Dear iXsystems Customers:
On May 14th, 2019, Intel released the security advisory below regarding a new CPU microarchitecture vulnerability that affects CPUs with Hyperthreading technology prior to 8th Generation Intel® Core™ processors and 2nd Generation Intel® Xeon® processor Scalable family. This vulnerability was found in a lab environment, and there are no known exploits at this time. Intel has addressed this issue with hardware architectural changes in its newest CPUs.
To minimize exposure to this issue, standard security principles and practices that prevent access to your systems are your best line of defense, as always. However, full minimization of the issue requires a firmware and OS update or the disablement of HyperThreading on your systems within the BIOS. To receive firmware updates or instructions on disabling hyperthreading for your iXsystems servers, please open a support ticket in our Customer Portal, and our Support Team will guide you through the process.

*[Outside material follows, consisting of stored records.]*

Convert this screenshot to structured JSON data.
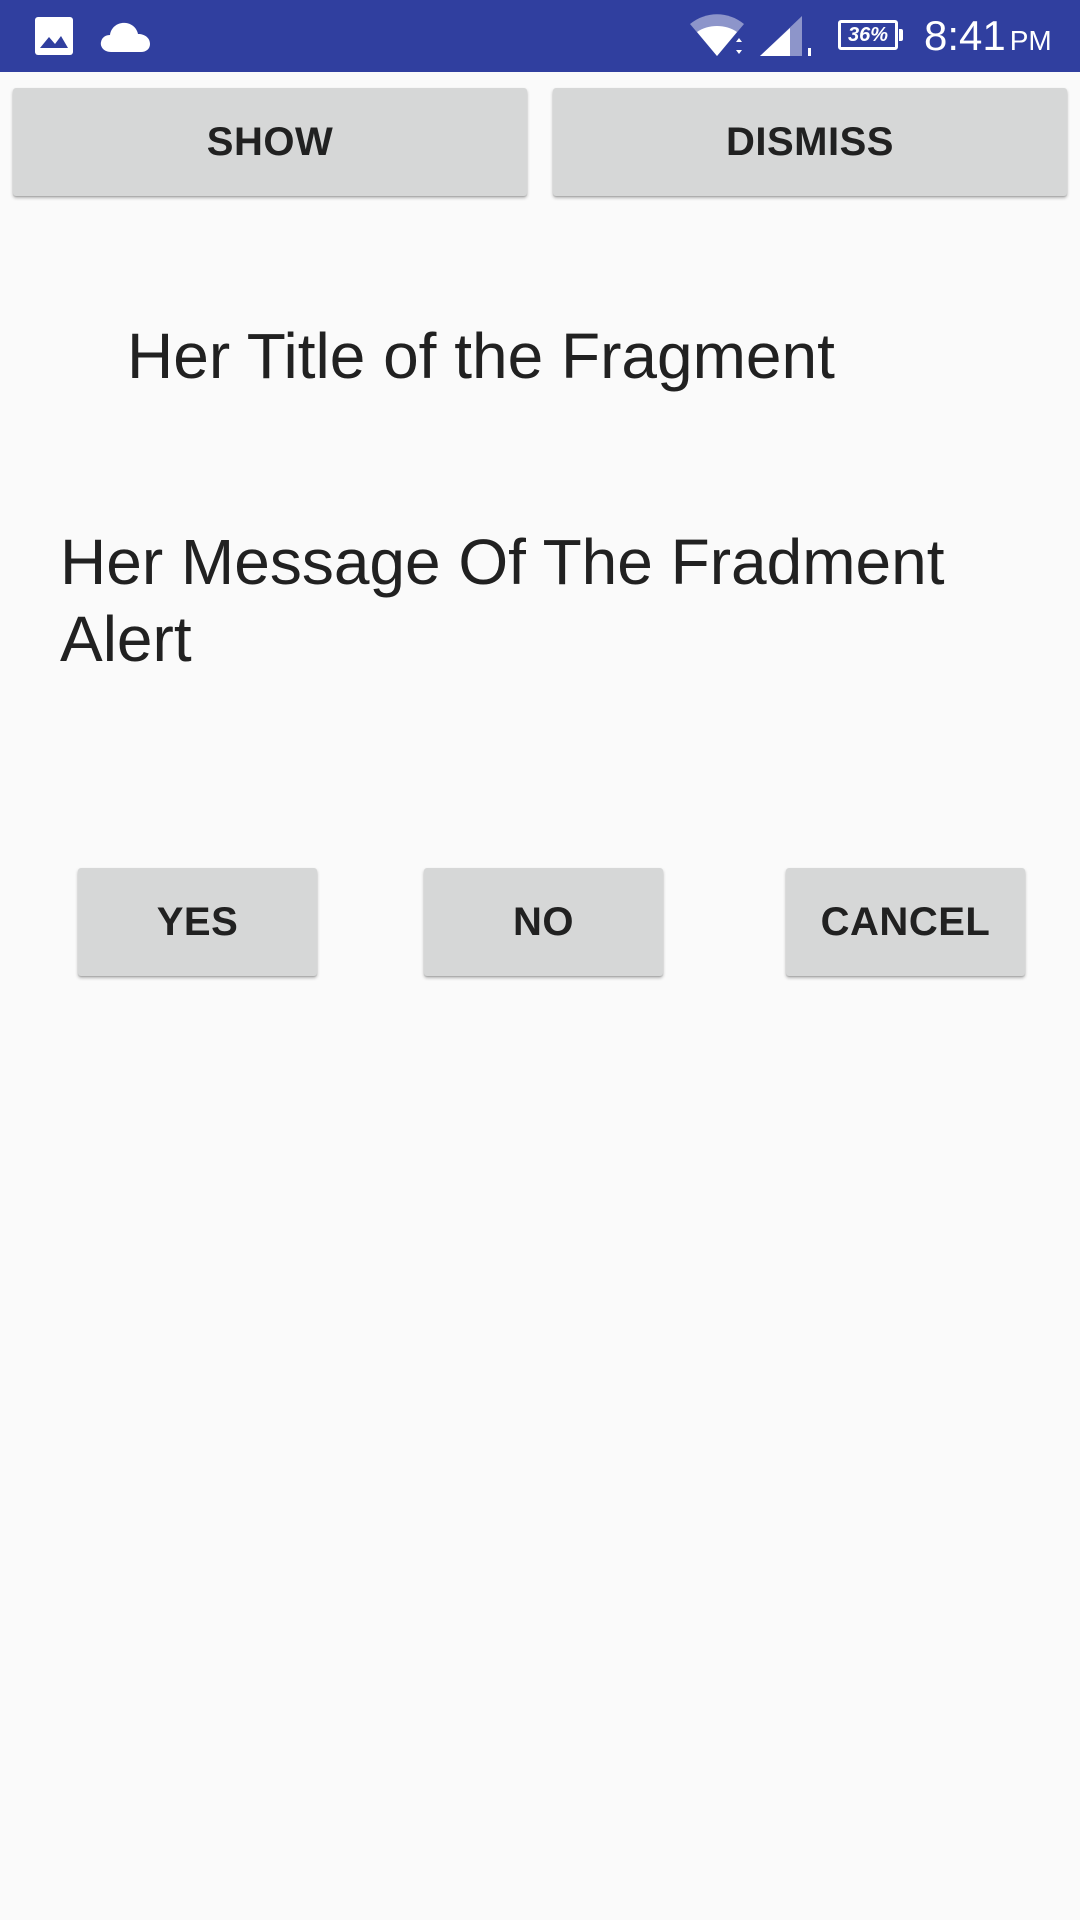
{
  "status_bar": {
    "icons": [
      "image-icon",
      "cloud-icon",
      "wifi-icon",
      "signal-icon"
    ],
    "battery_label": "36%",
    "time": "8:41",
    "ampm": "PM",
    "color": "#303f9f"
  },
  "top_buttons": {
    "show_label": "SHOW",
    "dismiss_label": "DISMISS"
  },
  "fragment": {
    "title": "Her Title of the Fragment",
    "message": "Her Message Of The Fradment Alert",
    "yes_label": "YES",
    "no_label": "NO",
    "cancel_label": "CANCEL"
  },
  "colors": {
    "background": "#fafafa",
    "button": "#d6d7d7",
    "text": "#212121"
  }
}
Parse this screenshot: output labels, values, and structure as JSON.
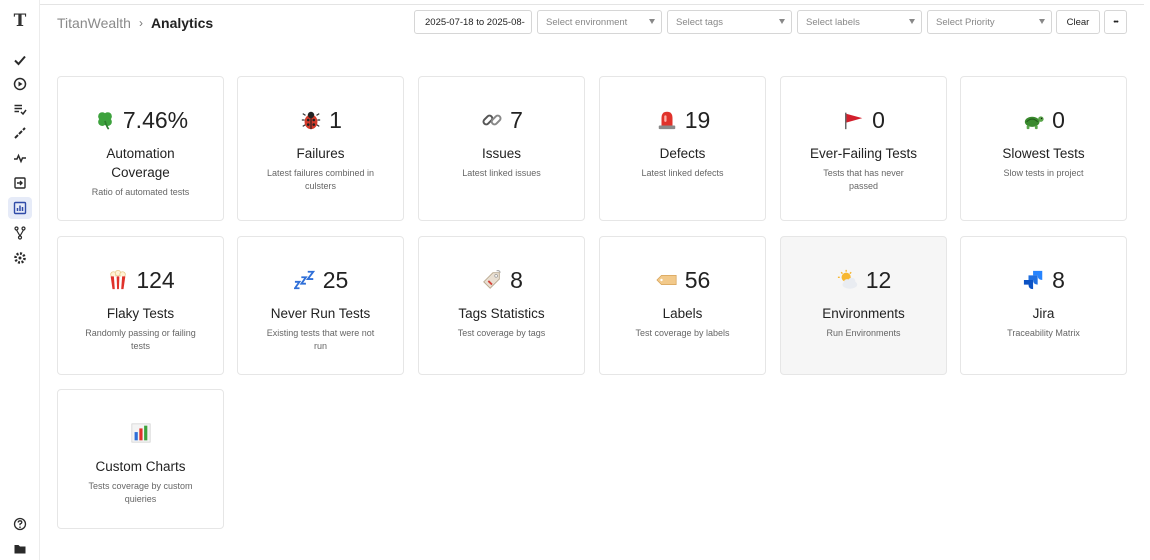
{
  "app": {
    "logo": "T"
  },
  "breadcrumb": {
    "app_name": "TitanWealth",
    "separator": "›",
    "page": "Analytics"
  },
  "filters": {
    "date_range": "2025-07-18 to 2025-08-",
    "environment_placeholder": "Select environment",
    "tags_placeholder": "Select tags",
    "labels_placeholder": "Select labels",
    "priority_placeholder": "Select Priority",
    "clear_label": "Clear",
    "more_label": "•••"
  },
  "sidebar": {
    "items": [
      {
        "name": "tests-icon"
      },
      {
        "name": "runs-icon"
      },
      {
        "name": "plans-icon"
      },
      {
        "name": "steps-icon"
      },
      {
        "name": "pulse-icon"
      },
      {
        "name": "import-icon"
      },
      {
        "name": "analytics-icon",
        "active": true
      },
      {
        "name": "branches-icon"
      },
      {
        "name": "settings-icon"
      }
    ],
    "bottom": [
      {
        "name": "help-icon"
      },
      {
        "name": "folder-icon"
      }
    ]
  },
  "cards": [
    {
      "id": "automation-coverage",
      "icon": "clover-icon",
      "value": "7.46%",
      "title": "Automation Coverage",
      "desc": "Ratio of automated tests"
    },
    {
      "id": "failures",
      "icon": "ladybug-icon",
      "value": "1",
      "title": "Failures",
      "desc": "Latest failures combined in culsters"
    },
    {
      "id": "issues",
      "icon": "link-icon",
      "value": "7",
      "title": "Issues",
      "desc": "Latest linked issues"
    },
    {
      "id": "defects",
      "icon": "siren-icon",
      "value": "19",
      "title": "Defects",
      "desc": "Latest linked defects"
    },
    {
      "id": "ever-failing-tests",
      "icon": "red-flag-icon",
      "value": "0",
      "title": "Ever-Failing Tests",
      "desc": "Tests that has never passed"
    },
    {
      "id": "slowest-tests",
      "icon": "turtle-icon",
      "value": "0",
      "title": "Slowest Tests",
      "desc": "Slow tests in project"
    },
    {
      "id": "flaky-tests",
      "icon": "popcorn-icon",
      "value": "124",
      "title": "Flaky Tests",
      "desc": "Randomly passing or failing tests"
    },
    {
      "id": "never-run-tests",
      "icon": "zzz-icon",
      "value": "25",
      "title": "Never Run Tests",
      "desc": "Existing tests that were not run"
    },
    {
      "id": "tags-statistics",
      "icon": "tag-icon",
      "value": "8",
      "title": "Tags Statistics",
      "desc": "Test coverage by tags"
    },
    {
      "id": "labels",
      "icon": "label-icon",
      "value": "56",
      "title": "Labels",
      "desc": "Test coverage by labels"
    },
    {
      "id": "environments",
      "icon": "sun-cloud-icon",
      "value": "12",
      "title": "Environments",
      "desc": "Run Environments"
    },
    {
      "id": "jira",
      "icon": "jira-icon",
      "value": "8",
      "title": "Jira",
      "desc": "Traceability Matrix"
    },
    {
      "id": "custom-charts",
      "icon": "bar-chart-icon",
      "value": "",
      "title": "Custom Charts",
      "desc": "Tests coverage by custom quieries"
    }
  ]
}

iXsystems Security Team
Advisory from Intel:
Intel would like to address a new group of vulnerabilities called Microarchitectural Data Sampling (MDS). These were first found by Intel and then independently reported to Intel by security researchers. The MDS vulnerabilities include techniques which exploit speculative operations accessing data in microarchitectural structures within the CPU to expose bits of information through a side channel. Please note, these structures are small and frequently overwritten. However, with a large enough data sample, time, or control of the target system’s behavior, MDS may provide an attacker with access to data that they should not be able to see. It is also important to note that Intel is not aware of any real world exploits of these vulnerabilities.
Intel has addressed MDS in hardware starting with select 8th and 9th Generation Intel® Core™ processors and the 2nd Generation Intel® Xeon® processor Scalable family.
To address MDS in other products, Intel released microcode updates on May 14th, 2019 that are being delivered through firmware updates from system manufacturers. The microcode updates are coupled with corresponding updates to operating systems and hypervisor software. Together, these changes will help keep systems protected. However, these changes may not fully protect systems that use Simultaneous Multi-Threading (SMT). Customers that use these systems should consider how they utilize SMT, guidance from operating systems and virtual machine vendors and their own environment. Because these factors vary considerably, Intel is not recommending that Intel® Hyper-Threading Technology (Intel® HT Technology) be disabled, and it’s important to understand that disabling Intel HT Technology does not alone provide protection against MDS.
You can find more information and other resources regarding MDS at www.intel.com/securityfirst.